New laws to protect youth from tobacco influences went into effect this month and local health officials are enforcing the new regulations, which include prohibiting the sale of flavored tobacco products, such as menthol cigarettes and flavored e-liquids, within 1,000 feet of schools, parks, playgrounds, and libraries in unincorporated parts of the county. The sale of cigars in pack sizes under 10 is also prohibited in unincorporated areas of the county, with cigars selling for $5 each excluded from the regulations.
The Contra Costa Board of Supervisors passed new rules last summer (see related article), and retailers were given a period of time to prepare. The County’s Tobacco Prevention Project has been doing education and outreach to all tobacco retailers in recent months to help ensure compliance with the new youth protections.
A 2016 survey showed that more than 80% of stores licensed to sell tobacco that are located near schools in Contra Costa County carried flavored products, such as “watermelon” or “tropical blast” cigarillos or little cigars. Many small cigars and cigarillos are sold for less than $1, making them attractive and affordable for youth.
“These tobacco products are clearly aimed at youth and they serve as a gateway to a lifetime of addiction to tobacco,” said Denice Dennis, manager of the Tobacco Prevention Program. “These new tobacco-sales rules will help prevent our youth from tobacco influences in the community.”
The new regulations prohibit the sale of flavored “e-liquids” for use with electronic smoking devices, which also come in candy and fruit flavors that appeal to new, young smokers. A recent UC San Francisco study showed that many teens who vape would not have started smoking if only traditional tobacco products were available.
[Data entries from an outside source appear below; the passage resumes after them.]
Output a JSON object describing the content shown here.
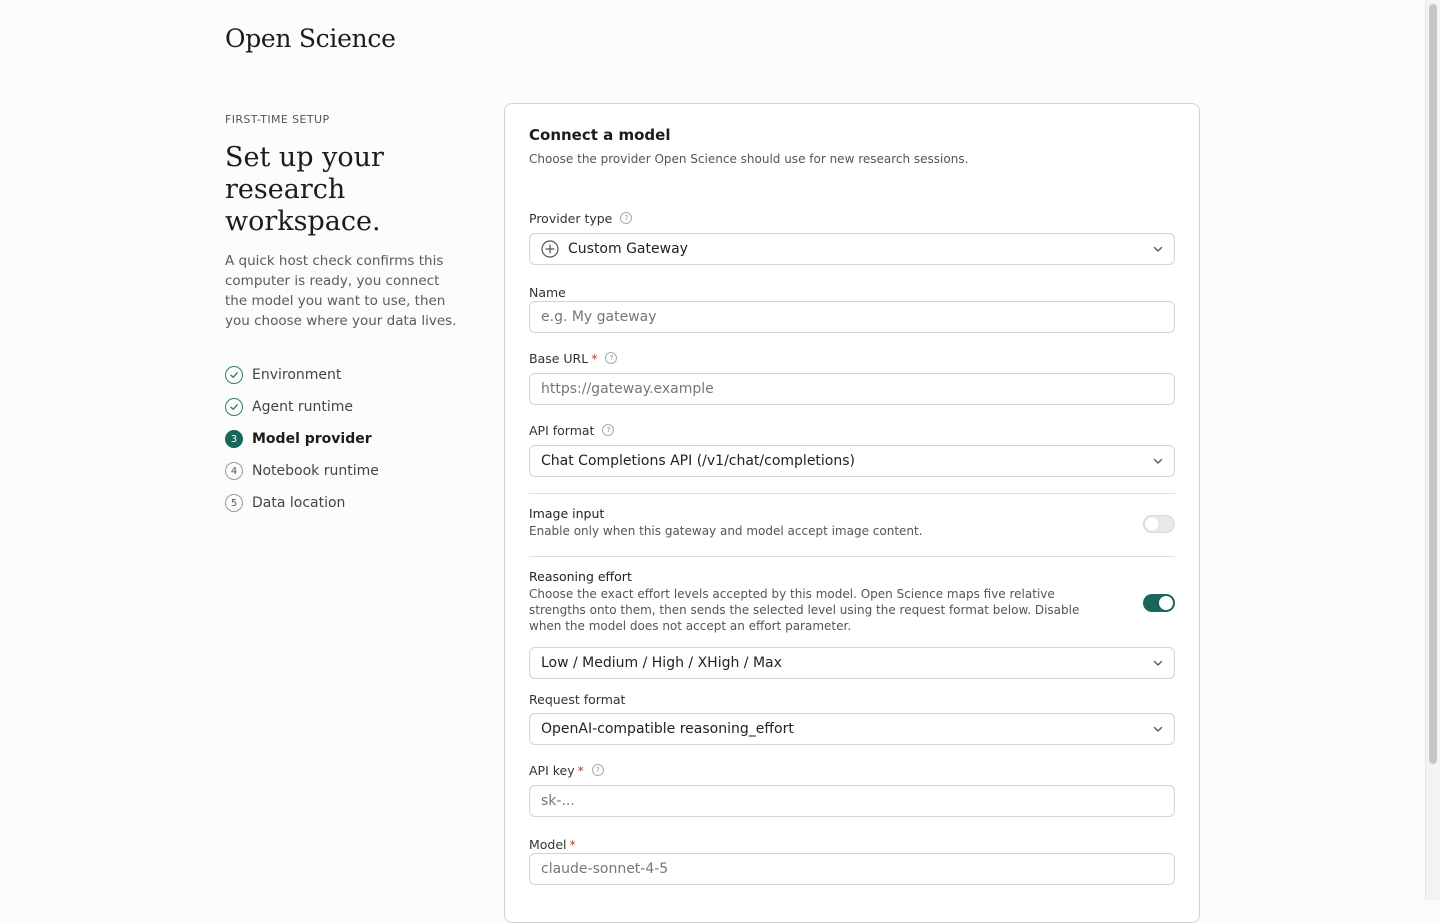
{
  "brand": "Open Science",
  "sidebar": {
    "eyebrow": "FIRST-TIME SETUP",
    "headline": "Set up your research workspace.",
    "intro": "A quick host check confirms this computer is ready, you connect the model you want to use, then you choose where your data lives.",
    "steps": [
      {
        "label": "Environment",
        "marker": "check",
        "state": "done"
      },
      {
        "label": "Agent runtime",
        "marker": "check",
        "state": "done"
      },
      {
        "label": "Model provider",
        "marker": "3",
        "state": "active"
      },
      {
        "label": "Notebook runtime",
        "marker": "4",
        "state": "pending"
      },
      {
        "label": "Data location",
        "marker": "5",
        "state": "pending"
      }
    ]
  },
  "card": {
    "title": "Connect a model",
    "subtitle": "Choose the provider Open Science should use for new research sessions.",
    "provider_type": {
      "label": "Provider type",
      "value": "Custom Gateway",
      "icon": "circle-plus-icon"
    },
    "name": {
      "label": "Name",
      "value": "",
      "placeholder": "e.g. My gateway"
    },
    "base_url": {
      "label": "Base URL",
      "value": "",
      "placeholder": "https://gateway.example"
    },
    "api_format": {
      "label": "API format",
      "value": "Chat Completions API (/v1/chat/completions)"
    },
    "image_input": {
      "title": "Image input",
      "description": "Enable only when this gateway and model accept image content.",
      "enabled": false
    },
    "reasoning_effort": {
      "title": "Reasoning effort",
      "description": "Choose the exact effort levels accepted by this model. Open Science maps five relative strengths onto them, then sends the selected level using the request format below. Disable when the model does not accept an effort parameter.",
      "enabled": true,
      "levels_value": "Low / Medium / High / XHigh / Max"
    },
    "request_format": {
      "label": "Request format",
      "value": "OpenAI-compatible reasoning_effort"
    },
    "api_key": {
      "label": "API key",
      "value": "",
      "placeholder": "sk-..."
    },
    "model": {
      "label": "Model",
      "value": "",
      "placeholder": "claude-sonnet-4-5"
    },
    "required_mark": "*",
    "help_glyph": "?"
  },
  "colors": {
    "accent": "#1a655c",
    "required": "#c0392b",
    "background": "#fcfcfa"
  }
}
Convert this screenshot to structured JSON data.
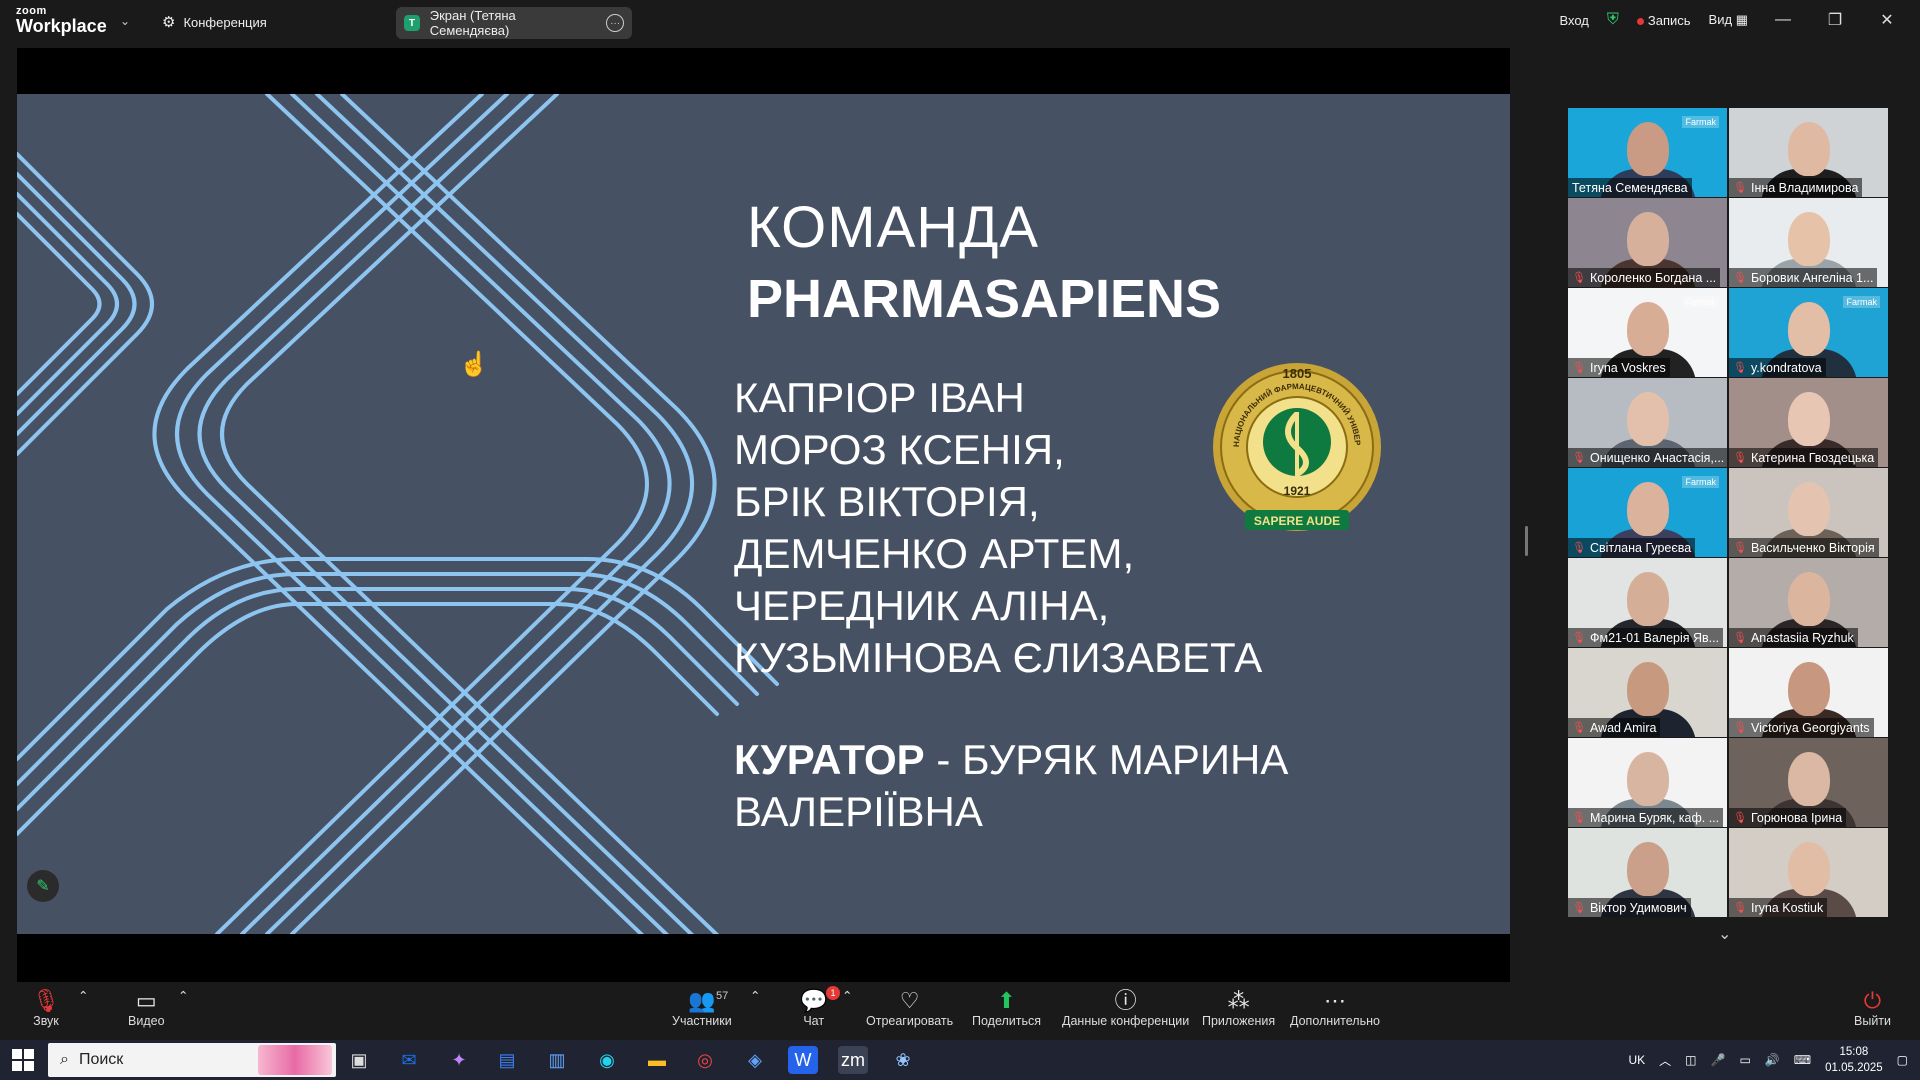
{
  "app": {
    "brand_top": "zoom",
    "brand_main": "Workplace",
    "conference_label": "Конференция",
    "screen_tab_initial": "T",
    "screen_tab_label": "Экран (Тетяна Семендяєва)",
    "login_label": "Вход",
    "record_label": "Запись",
    "view_label": "Вид"
  },
  "slide": {
    "title_line1": "КОМАНДА",
    "title_line2": "PHARMASAPIENS",
    "members": [
      "КАПРІОР ІВАН",
      "МОРОЗ КСЕНІЯ,",
      "БРІК ВІКТОРІЯ,",
      "ДЕМЧЕНКО АРТЕМ,",
      "ЧЕРЕДНИК АЛІНА,",
      "КУЗЬМІНОВА ЄЛИЗАВЕТА"
    ],
    "curator_label": "КУРАТОР",
    "curator_name": " - БУРЯК МАРИНА ВАЛЕРІЇВНА",
    "seal_year": "1805",
    "seal_founded": "1921",
    "seal_motto": "SAPERE AUDE",
    "seal_ring_text": "НАЦІОНАЛЬНИЙ ФАРМАЦЕВТИЧНИЙ УНІВЕРСИТЕТ"
  },
  "gallery": {
    "participants": [
      {
        "name": "Тетяна Семендяєва",
        "muted": false,
        "active": true,
        "bg": "#1aa6d8",
        "skin": "#c99a84",
        "cloth": "#2e3c5c",
        "logo": "Farmak"
      },
      {
        "name": "Інна Владимирова",
        "muted": true,
        "active": false,
        "bg": "#cfd3d6",
        "skin": "#e0b9a3",
        "cloth": "#1e1e1e",
        "logo": ""
      },
      {
        "name": "Короленко Богдана ...",
        "muted": true,
        "active": false,
        "bg": "#8d8590",
        "skin": "#d7b09b",
        "cloth": "#4a3530",
        "logo": ""
      },
      {
        "name": "Боровик Ангеліна  1...",
        "muted": true,
        "active": false,
        "bg": "#e9ecee",
        "skin": "#e5c2a8",
        "cloth": "#9aa3a8",
        "logo": ""
      },
      {
        "name": "Iryna Voskres",
        "muted": true,
        "active": false,
        "bg": "#f4f5f6",
        "skin": "#d8ad95",
        "cloth": "#222222",
        "logo": "Farmak"
      },
      {
        "name": "y.kondratova",
        "muted": true,
        "active": false,
        "bg": "#1ea3d4",
        "skin": "#e3bea6",
        "cloth": "#20303e",
        "logo": "Farmak"
      },
      {
        "name": "Онищенко Анастасія,...",
        "muted": true,
        "active": false,
        "bg": "#b7bcc2",
        "skin": "#e2c0ab",
        "cloth": "#5d6670",
        "logo": ""
      },
      {
        "name": "Катерина Гвоздецька",
        "muted": true,
        "active": false,
        "bg": "#a28f8a",
        "skin": "#e8c6b4",
        "cloth": "#3a2b2b",
        "logo": ""
      },
      {
        "name": "Світлана Гуреєва",
        "muted": true,
        "active": false,
        "bg": "#19a2d5",
        "skin": "#dbb39d",
        "cloth": "#3b3f60",
        "logo": "Farmak"
      },
      {
        "name": "Васильченко Вікторія",
        "muted": true,
        "active": false,
        "bg": "#cbc3bd",
        "skin": "#e4c4b0",
        "cloth": "#6c6258",
        "logo": ""
      },
      {
        "name": "Фм21-01 Валерія Яв...",
        "muted": true,
        "active": false,
        "bg": "#e2e4e3",
        "skin": "#d5ae98",
        "cloth": "#24262c",
        "logo": ""
      },
      {
        "name": "Anastasiia Ryzhuk",
        "muted": true,
        "active": false,
        "bg": "#b3aca8",
        "skin": "#dcb59f",
        "cloth": "#2b2526",
        "logo": ""
      },
      {
        "name": "Awad Amira",
        "muted": true,
        "active": false,
        "bg": "#d9d6cf",
        "skin": "#c79a80",
        "cloth": "#1d2430",
        "logo": ""
      },
      {
        "name": "Victoriya Georgiyants",
        "muted": true,
        "active": false,
        "bg": "#f2f2f2",
        "skin": "#c89780",
        "cloth": "#3a2a24",
        "logo": ""
      },
      {
        "name": "Марина Буряк, каф. ...",
        "muted": true,
        "active": false,
        "bg": "#f3f3f3",
        "skin": "#d8b5a0",
        "cloth": "#7c8890",
        "logo": ""
      },
      {
        "name": "Горюнова Ірина",
        "muted": true,
        "active": false,
        "bg": "#6d625c",
        "skin": "#dab8a3",
        "cloth": "#3b3432",
        "logo": ""
      },
      {
        "name": "Віктор Удимович",
        "muted": true,
        "active": false,
        "bg": "#dfe3e0",
        "skin": "#caa08a",
        "cloth": "#2e3440",
        "logo": ""
      },
      {
        "name": "Iryna Kostiuk",
        "muted": true,
        "active": false,
        "bg": "#d3cdc5",
        "skin": "#e1bda6",
        "cloth": "#5b4b46",
        "logo": ""
      }
    ]
  },
  "toolbar": {
    "audio": "Звук",
    "video": "Видео",
    "participants": "Участники",
    "participants_count": "57",
    "chat": "Чат",
    "chat_badge": "1",
    "react": "Отреагировать",
    "share": "Поделиться",
    "info": "Данные конференции",
    "apps": "Приложения",
    "more": "Дополнительно",
    "exit": "Выйти"
  },
  "taskbar": {
    "search_placeholder": "Поиск",
    "lang": "UK",
    "time": "15:08",
    "date": "01.05.2025"
  },
  "colors": {
    "slide_bg": "#475164",
    "slide_lines": "#8ec5f0",
    "active_border": "#3be3b3",
    "record_dot": "#e53935",
    "share_green": "#22c55e"
  }
}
Other research shows that teens who vape are four times more likely to begin smoking cigarettes a year later than those who do not.
Under the new regulations, no new tobacco retailer licenses will be granted to businesses located within 1,000 feet of schools, parks, playgrounds or libraries, or within 500 feet of another business that sells tobacco.
Another provision adopted by the Board of Supervisors that bans sales of tobacco products in pharmacies won’t take effect until July 2018 after their tobacco retailer licenses expire.
The ordinance also requires retailers to examine the identification of a person who reasonably appears to be under the age of 27 before the tobacco retailer sells tobacco products or paraphernalia to that person.
Retailers not complying with the new rules can be fined up to $500 for each day they are in violation and may face suspension or revocation of their tobacco retailer license.
The National Association of Tobacco Outlets opposed the ordinance because the retailers didn’t believe six months was enough time to sell off their inventory.
Contra Costa joins many other Bay Area cities and counties to prohibit the sale of flavored tobacco products including Santa Clara and Yolo Counties, and the cities of El Cerrito, Novato, Los Gatos, San Francisco, and Oakland.